Dataset content: Begin

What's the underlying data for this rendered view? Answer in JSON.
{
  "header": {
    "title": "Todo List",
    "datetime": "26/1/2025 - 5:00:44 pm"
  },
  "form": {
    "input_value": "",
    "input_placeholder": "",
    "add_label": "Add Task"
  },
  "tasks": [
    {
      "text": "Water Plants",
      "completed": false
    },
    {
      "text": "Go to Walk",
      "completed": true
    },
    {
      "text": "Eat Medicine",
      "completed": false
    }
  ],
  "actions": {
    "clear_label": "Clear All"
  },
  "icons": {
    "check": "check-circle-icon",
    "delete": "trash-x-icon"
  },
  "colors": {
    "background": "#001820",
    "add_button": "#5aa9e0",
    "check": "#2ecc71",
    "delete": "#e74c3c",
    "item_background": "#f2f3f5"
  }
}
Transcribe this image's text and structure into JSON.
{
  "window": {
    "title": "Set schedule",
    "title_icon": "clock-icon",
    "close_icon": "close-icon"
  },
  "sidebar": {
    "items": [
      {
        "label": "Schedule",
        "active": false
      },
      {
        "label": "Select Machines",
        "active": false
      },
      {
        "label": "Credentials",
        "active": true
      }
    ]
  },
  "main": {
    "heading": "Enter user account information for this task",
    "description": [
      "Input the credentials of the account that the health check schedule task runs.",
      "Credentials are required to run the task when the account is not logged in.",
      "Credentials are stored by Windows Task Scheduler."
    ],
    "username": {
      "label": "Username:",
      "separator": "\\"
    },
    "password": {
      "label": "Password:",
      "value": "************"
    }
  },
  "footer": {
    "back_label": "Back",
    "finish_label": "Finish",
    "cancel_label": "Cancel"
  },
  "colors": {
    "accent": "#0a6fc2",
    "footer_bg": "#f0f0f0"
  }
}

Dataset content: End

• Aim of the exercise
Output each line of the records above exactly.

• Your response
What's the underlying data for this rendered view? Answer in JSON.
{
  "header": {
    "title": "Todo List",
    "datetime": "26/1/2025 - 5:00:44 pm"
  },
  "form": {
    "input_value": "",
    "input_placeholder": "",
    "add_label": "Add Task"
  },
  "tasks": [
    {
      "text": "Water Plants",
      "completed": false
    },
    {
      "text": "Go to Walk",
      "completed": true
    },
    {
      "text": "Eat Medicine",
      "completed": false
    }
  ],
  "actions": {
    "clear_label": "Clear All"
  },
  "icons": {
    "check": "check-circle-icon",
    "delete": "trash-x-icon"
  },
  "colors": {
    "background": "#001820",
    "add_button": "#5aa9e0",
    "check": "#2ecc71",
    "delete": "#e74c3c",
    "item_background": "#f2f3f5"
  }
}
Transcribe this image's text and structure into JSON.
{
  "window": {
    "title": "Set schedule",
    "title_icon": "clock-icon",
    "close_icon": "close-icon"
  },
  "sidebar": {
    "items": [
      {
        "label": "Schedule",
        "active": false
      },
      {
        "label": "Select Machines",
        "active": false
      },
      {
        "label": "Credentials",
        "active": true
      }
    ]
  },
  "main": {
    "heading": "Enter user account information for this task",
    "description": [
      "Input the credentials of the account that the health check schedule task runs.",
      "Credentials are required to run the task when the account is not logged in.",
      "Credentials are stored by Windows Task Scheduler."
    ],
    "username": {
      "label": "Username:",
      "separator": "\\"
    },
    "password": {
      "label": "Password:",
      "value": "************"
    }
  },
  "footer": {
    "back_label": "Back",
    "finish_label": "Finish",
    "cancel_label": "Cancel"
  },
  "colors": {
    "accent": "#0a6fc2",
    "footer_bg": "#f0f0f0"
  }
}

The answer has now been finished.